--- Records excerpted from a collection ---

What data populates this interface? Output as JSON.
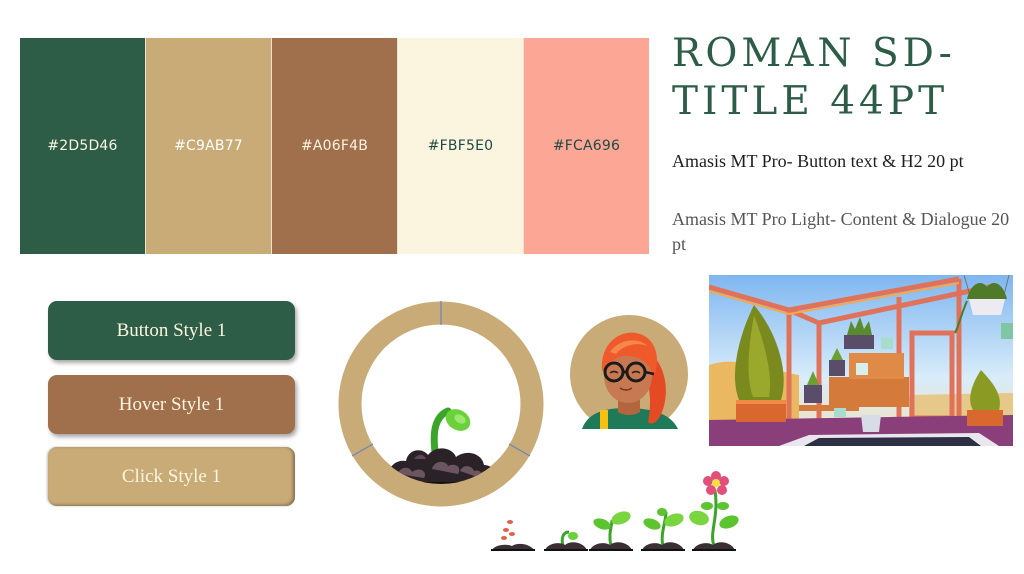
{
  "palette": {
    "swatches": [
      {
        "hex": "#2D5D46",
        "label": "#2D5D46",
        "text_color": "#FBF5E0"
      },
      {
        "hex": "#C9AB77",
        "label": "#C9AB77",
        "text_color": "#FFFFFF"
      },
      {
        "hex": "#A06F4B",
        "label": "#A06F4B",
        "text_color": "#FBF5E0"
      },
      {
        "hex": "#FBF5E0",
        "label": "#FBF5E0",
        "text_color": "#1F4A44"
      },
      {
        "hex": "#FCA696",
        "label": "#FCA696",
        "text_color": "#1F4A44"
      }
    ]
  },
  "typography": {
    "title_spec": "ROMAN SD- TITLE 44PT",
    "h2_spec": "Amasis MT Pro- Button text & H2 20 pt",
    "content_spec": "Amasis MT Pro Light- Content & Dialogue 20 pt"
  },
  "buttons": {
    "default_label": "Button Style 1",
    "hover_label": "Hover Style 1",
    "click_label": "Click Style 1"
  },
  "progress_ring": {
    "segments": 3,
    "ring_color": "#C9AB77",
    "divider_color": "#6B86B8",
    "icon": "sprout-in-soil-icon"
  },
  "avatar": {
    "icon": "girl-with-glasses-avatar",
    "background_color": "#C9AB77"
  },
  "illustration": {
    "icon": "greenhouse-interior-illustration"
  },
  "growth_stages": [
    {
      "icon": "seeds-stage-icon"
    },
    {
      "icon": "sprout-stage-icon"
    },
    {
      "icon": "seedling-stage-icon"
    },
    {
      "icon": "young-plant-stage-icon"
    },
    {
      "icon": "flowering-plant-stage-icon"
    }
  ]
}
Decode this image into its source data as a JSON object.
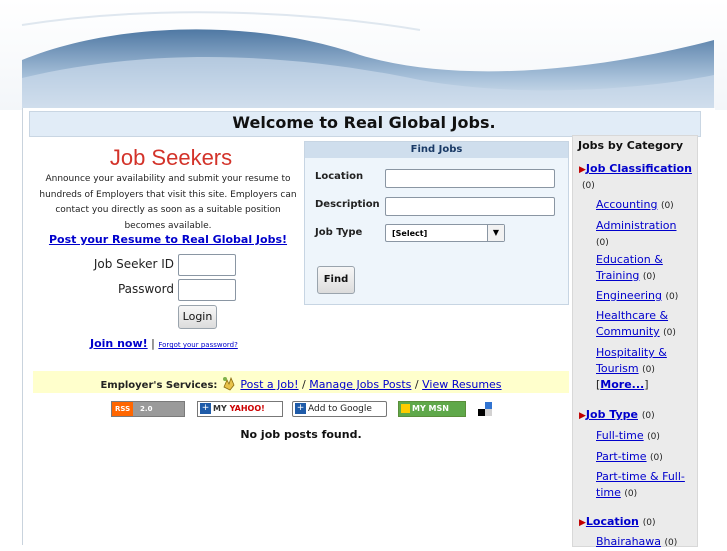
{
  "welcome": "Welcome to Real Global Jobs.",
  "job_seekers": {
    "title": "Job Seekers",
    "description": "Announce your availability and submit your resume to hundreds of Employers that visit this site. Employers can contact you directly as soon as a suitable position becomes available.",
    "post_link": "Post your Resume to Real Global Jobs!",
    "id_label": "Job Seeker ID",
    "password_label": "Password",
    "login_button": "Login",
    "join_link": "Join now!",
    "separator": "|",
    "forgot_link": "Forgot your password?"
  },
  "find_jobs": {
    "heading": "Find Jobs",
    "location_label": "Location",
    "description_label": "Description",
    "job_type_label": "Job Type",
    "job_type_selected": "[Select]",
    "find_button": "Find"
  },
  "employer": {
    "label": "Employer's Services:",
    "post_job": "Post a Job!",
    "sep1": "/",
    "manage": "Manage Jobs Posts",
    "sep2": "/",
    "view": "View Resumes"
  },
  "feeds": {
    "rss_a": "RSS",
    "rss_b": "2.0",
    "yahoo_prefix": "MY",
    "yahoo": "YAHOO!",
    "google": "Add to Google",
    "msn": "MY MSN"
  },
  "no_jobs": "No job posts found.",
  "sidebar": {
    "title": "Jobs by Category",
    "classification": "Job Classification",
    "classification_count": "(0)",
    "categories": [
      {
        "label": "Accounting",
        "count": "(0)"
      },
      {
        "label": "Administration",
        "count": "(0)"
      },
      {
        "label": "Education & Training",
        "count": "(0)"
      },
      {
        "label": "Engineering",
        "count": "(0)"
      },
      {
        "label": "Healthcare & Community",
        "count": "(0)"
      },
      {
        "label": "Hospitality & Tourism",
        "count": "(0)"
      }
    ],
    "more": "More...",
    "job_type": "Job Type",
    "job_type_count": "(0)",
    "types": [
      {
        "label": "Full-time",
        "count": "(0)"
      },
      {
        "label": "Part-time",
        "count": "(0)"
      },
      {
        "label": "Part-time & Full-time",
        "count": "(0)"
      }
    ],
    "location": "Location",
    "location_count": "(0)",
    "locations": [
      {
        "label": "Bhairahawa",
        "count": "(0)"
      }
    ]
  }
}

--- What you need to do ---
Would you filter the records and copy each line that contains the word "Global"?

--- Task output ---
  "welcome": "Welcome to Real Global Jobs.",
    "post_link": "Post your Resume to Real Global Jobs!",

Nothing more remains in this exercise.